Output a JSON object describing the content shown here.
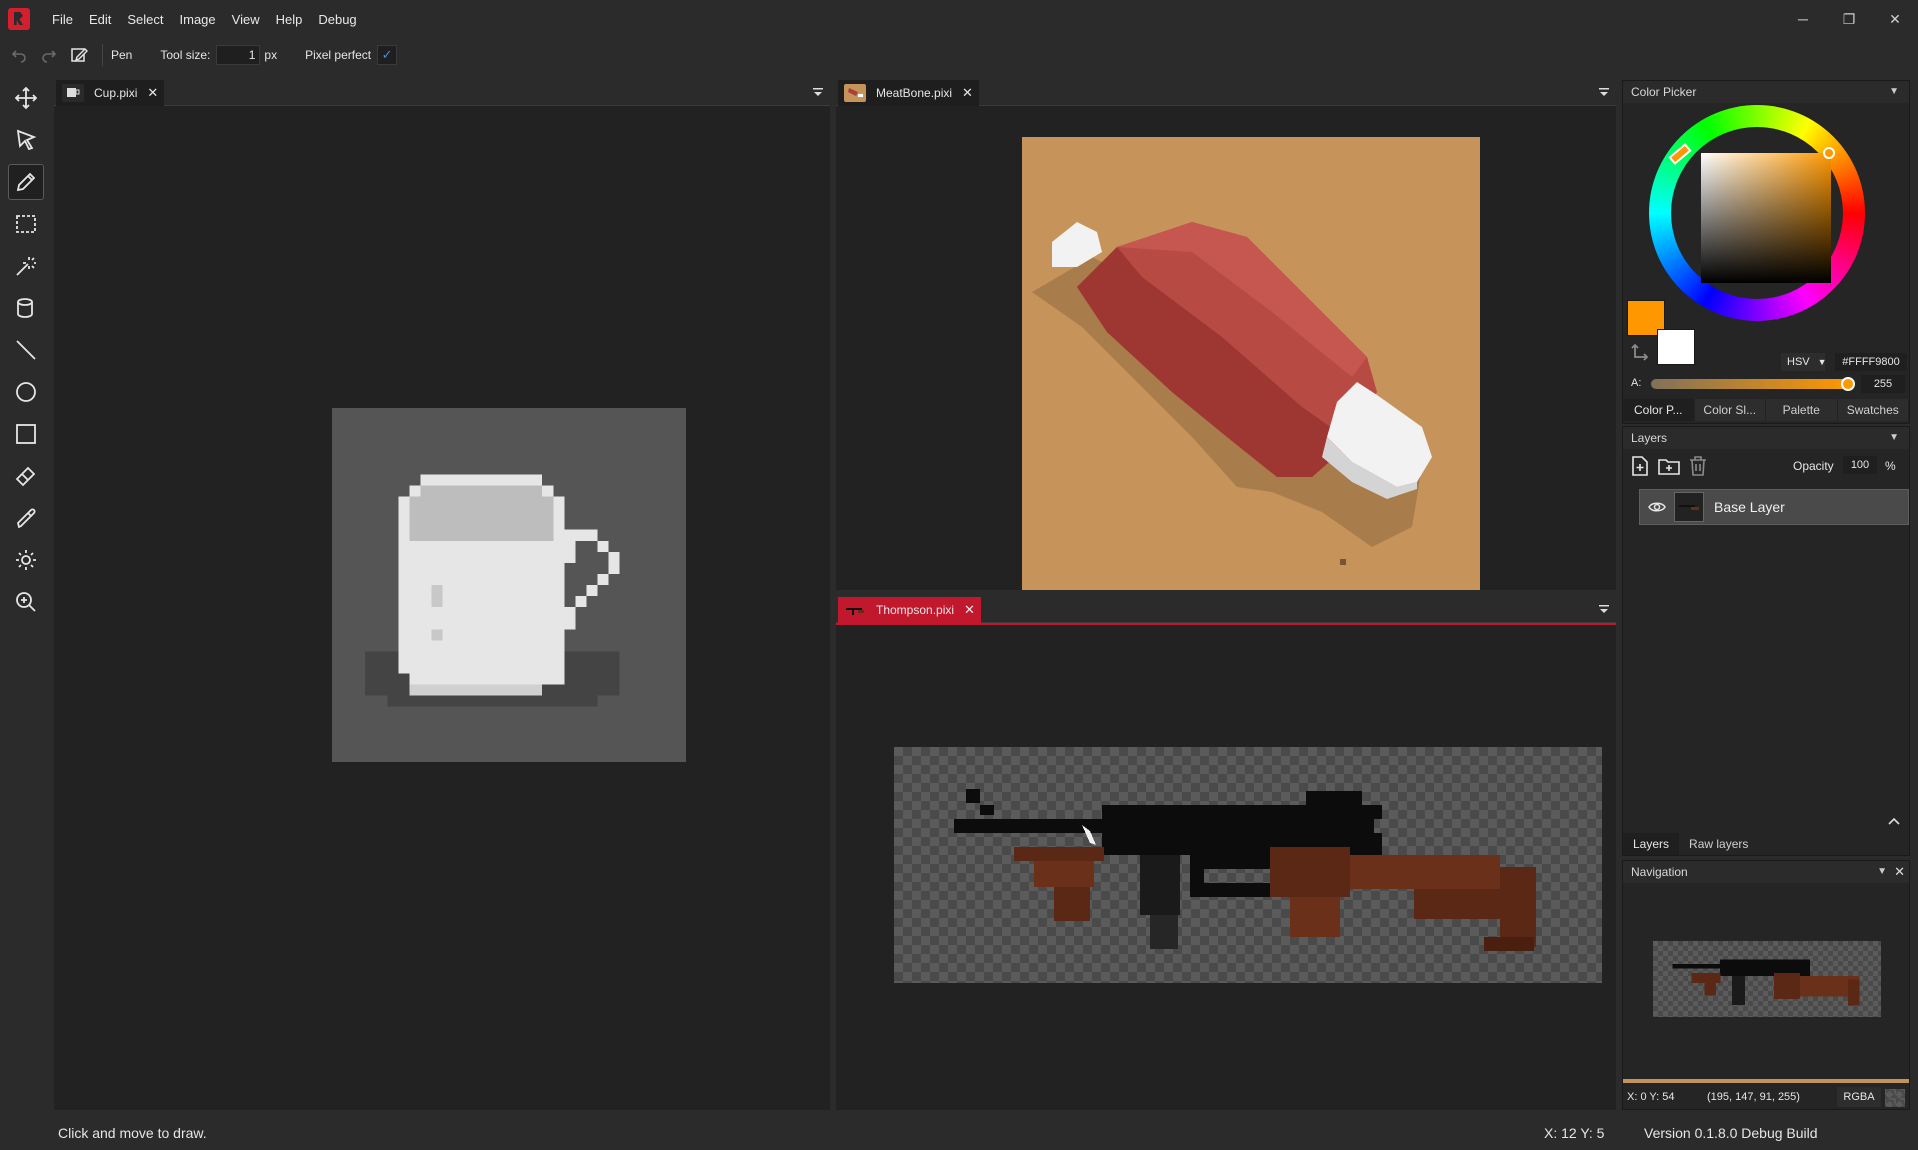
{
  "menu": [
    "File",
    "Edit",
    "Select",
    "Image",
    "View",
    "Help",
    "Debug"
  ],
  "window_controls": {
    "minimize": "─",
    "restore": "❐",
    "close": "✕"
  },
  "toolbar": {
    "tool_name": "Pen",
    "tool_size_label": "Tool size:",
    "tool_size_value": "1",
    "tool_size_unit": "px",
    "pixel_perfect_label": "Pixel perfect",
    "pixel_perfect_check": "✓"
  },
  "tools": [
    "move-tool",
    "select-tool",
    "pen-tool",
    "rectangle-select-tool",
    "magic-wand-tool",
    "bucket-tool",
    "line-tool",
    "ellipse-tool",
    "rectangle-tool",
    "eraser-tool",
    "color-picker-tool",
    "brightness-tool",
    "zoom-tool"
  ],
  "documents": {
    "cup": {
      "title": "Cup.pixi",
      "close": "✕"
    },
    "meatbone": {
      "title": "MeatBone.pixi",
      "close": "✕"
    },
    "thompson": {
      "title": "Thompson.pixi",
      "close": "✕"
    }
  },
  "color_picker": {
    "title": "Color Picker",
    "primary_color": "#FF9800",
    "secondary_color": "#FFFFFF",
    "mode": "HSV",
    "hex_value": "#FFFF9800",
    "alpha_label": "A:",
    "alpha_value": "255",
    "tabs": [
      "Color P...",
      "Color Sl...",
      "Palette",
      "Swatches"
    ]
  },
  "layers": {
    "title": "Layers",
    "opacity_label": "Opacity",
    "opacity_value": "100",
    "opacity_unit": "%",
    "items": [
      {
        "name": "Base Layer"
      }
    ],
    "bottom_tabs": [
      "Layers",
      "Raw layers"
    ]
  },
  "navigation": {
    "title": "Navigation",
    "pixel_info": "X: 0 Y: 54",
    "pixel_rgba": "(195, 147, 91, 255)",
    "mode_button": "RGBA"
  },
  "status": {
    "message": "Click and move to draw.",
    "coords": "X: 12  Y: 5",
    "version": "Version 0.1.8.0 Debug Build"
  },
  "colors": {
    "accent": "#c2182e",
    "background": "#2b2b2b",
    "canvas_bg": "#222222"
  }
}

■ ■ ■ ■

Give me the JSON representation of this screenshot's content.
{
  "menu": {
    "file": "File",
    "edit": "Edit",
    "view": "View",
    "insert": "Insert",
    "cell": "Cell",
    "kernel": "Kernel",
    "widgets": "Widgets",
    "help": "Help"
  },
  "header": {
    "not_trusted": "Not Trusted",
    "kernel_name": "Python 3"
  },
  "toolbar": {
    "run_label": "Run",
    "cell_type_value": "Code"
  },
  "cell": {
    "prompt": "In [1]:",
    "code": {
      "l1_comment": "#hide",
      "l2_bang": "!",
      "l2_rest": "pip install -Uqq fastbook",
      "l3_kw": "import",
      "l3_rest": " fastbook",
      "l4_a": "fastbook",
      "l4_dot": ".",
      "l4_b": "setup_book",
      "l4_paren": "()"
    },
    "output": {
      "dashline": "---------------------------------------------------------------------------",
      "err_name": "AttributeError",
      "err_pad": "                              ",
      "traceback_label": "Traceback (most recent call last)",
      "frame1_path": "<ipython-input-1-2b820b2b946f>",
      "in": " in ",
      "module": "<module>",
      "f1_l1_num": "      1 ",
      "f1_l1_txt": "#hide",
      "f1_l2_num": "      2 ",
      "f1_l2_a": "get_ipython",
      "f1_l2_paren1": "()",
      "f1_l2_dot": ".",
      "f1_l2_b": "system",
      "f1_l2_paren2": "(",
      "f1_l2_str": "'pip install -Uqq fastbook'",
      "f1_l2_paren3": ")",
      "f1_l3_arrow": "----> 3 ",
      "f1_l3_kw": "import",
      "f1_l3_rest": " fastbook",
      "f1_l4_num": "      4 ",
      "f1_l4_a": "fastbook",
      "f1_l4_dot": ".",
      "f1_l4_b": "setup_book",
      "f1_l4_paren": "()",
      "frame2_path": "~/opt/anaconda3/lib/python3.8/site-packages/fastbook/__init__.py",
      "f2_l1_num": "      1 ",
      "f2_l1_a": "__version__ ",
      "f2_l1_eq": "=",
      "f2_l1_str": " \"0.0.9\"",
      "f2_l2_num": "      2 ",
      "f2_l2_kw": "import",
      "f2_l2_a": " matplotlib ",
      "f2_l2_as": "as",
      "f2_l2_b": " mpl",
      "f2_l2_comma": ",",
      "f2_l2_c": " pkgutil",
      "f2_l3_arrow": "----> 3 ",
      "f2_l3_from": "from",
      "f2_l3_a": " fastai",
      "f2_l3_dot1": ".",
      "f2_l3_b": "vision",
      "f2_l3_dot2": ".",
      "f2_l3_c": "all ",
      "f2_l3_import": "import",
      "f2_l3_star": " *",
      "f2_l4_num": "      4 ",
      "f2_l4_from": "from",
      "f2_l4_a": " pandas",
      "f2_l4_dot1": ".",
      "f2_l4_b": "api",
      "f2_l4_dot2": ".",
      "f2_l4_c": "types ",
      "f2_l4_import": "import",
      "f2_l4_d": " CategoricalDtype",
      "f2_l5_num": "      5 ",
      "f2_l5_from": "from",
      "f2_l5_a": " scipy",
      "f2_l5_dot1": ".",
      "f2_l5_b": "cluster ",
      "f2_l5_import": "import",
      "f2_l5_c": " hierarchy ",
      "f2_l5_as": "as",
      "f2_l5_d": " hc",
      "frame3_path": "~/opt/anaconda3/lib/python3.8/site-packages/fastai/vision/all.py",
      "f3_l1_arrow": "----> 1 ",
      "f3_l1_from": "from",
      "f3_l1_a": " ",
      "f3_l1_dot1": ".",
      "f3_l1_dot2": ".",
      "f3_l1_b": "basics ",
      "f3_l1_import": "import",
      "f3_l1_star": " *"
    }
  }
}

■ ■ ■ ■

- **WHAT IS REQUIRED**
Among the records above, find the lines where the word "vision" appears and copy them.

- **EXERCISE SOLUTION**
      "f2_l3_b": "vision",
      "frame3_path": "~/opt/anaconda3/lib/python3.8/site-packages/fastai/vision/all.py",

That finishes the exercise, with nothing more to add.